-- Record set --
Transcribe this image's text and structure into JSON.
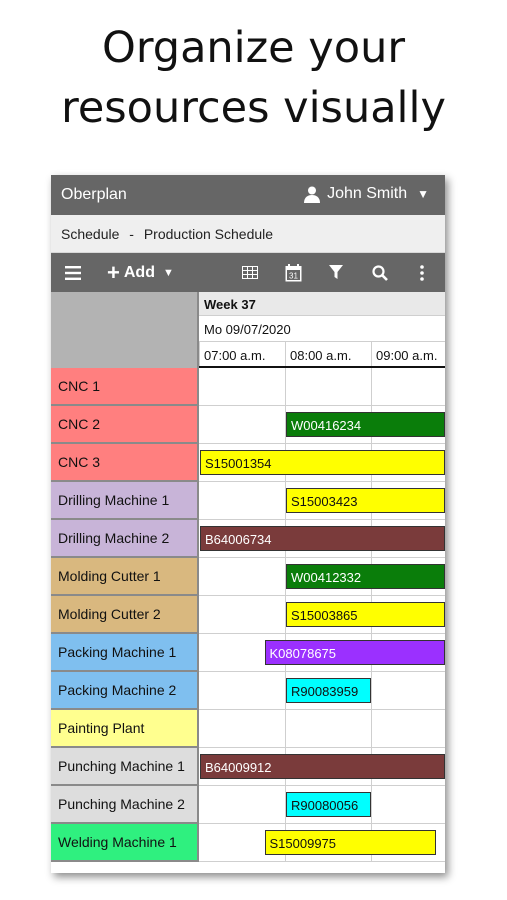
{
  "headline": {
    "line1": "Organize your",
    "line2": "resources visually"
  },
  "app": {
    "title": "Oberplan",
    "user_name": "John Smith",
    "breadcrumb": {
      "section": "Schedule",
      "separator": "-",
      "page": "Production Schedule"
    }
  },
  "toolbar": {
    "menu_icon": "hamburger-icon",
    "add_label": "Add",
    "icons": [
      "grid-view-icon",
      "calendar-icon",
      "filter-icon",
      "search-icon",
      "more-vertical-icon"
    ]
  },
  "timeline": {
    "week": "Week 37",
    "day": "Mo 09/07/2020",
    "hours": [
      "07:00 a.m.",
      "08:00 a.m.",
      "09:00 a.m."
    ]
  },
  "resources": [
    {
      "name": "CNC 1",
      "color": "#ff7f7f"
    },
    {
      "name": "CNC 2",
      "color": "#ff7f7f"
    },
    {
      "name": "CNC 3",
      "color": "#ff7f7f"
    },
    {
      "name": "Drilling Machine 1",
      "color": "#c8b4d8"
    },
    {
      "name": "Drilling Machine 2",
      "color": "#c8b4d8"
    },
    {
      "name": "Molding Cutter 1",
      "color": "#d9b87f"
    },
    {
      "name": "Molding Cutter 2",
      "color": "#d9b87f"
    },
    {
      "name": "Packing Machine 1",
      "color": "#7fbfef"
    },
    {
      "name": "Packing Machine 2",
      "color": "#7fbfef"
    },
    {
      "name": "Painting Plant",
      "color": "#ffff8f"
    },
    {
      "name": "Punching Machine 1",
      "color": "#dddddd"
    },
    {
      "name": "Punching Machine 2",
      "color": "#dddddd"
    },
    {
      "name": "Welding Machine 1",
      "color": "#2ff07f"
    }
  ],
  "tasks": [
    {
      "row": 1,
      "label": "W00416234",
      "start": "08:00",
      "end": "09:50+",
      "color": "#0a7d0a",
      "text_color": "#ffffff"
    },
    {
      "row": 2,
      "label": "S15001354",
      "start": "07:00",
      "end": "09:50+",
      "color": "#ffff00",
      "text_color": "#111111"
    },
    {
      "row": 3,
      "label": "S15003423",
      "start": "08:00",
      "end": "09:50+",
      "color": "#ffff00",
      "text_color": "#111111"
    },
    {
      "row": 4,
      "label": "B64006734",
      "start": "07:00",
      "end": "09:50+",
      "color": "#7a3b3b",
      "text_color": "#ffffff"
    },
    {
      "row": 5,
      "label": "W00412332",
      "start": "08:00",
      "end": "09:50+",
      "color": "#0a7d0a",
      "text_color": "#ffffff"
    },
    {
      "row": 6,
      "label": "S15003865",
      "start": "08:00",
      "end": "09:50+",
      "color": "#ffff00",
      "text_color": "#111111"
    },
    {
      "row": 7,
      "label": "K08078675",
      "start": "07:45",
      "end": "09:50+",
      "color": "#9b30ff",
      "text_color": "#ffffff"
    },
    {
      "row": 8,
      "label": "R90083959",
      "start": "08:00",
      "end": "09:00",
      "color": "#00ffff",
      "text_color": "#111111"
    },
    {
      "row": 10,
      "label": "B64009912",
      "start": "07:00",
      "end": "09:50+",
      "color": "#7a3b3b",
      "text_color": "#ffffff"
    },
    {
      "row": 11,
      "label": "R90080056",
      "start": "08:00",
      "end": "09:00",
      "color": "#00ffff",
      "text_color": "#111111"
    },
    {
      "row": 12,
      "label": "S15009975",
      "start": "07:45",
      "end": "09:45",
      "color": "#ffff00",
      "text_color": "#111111"
    }
  ]
}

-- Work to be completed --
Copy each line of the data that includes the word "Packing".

-- Written response --
      "name": "Packing Machine 1",
      "name": "Packing Machine 2",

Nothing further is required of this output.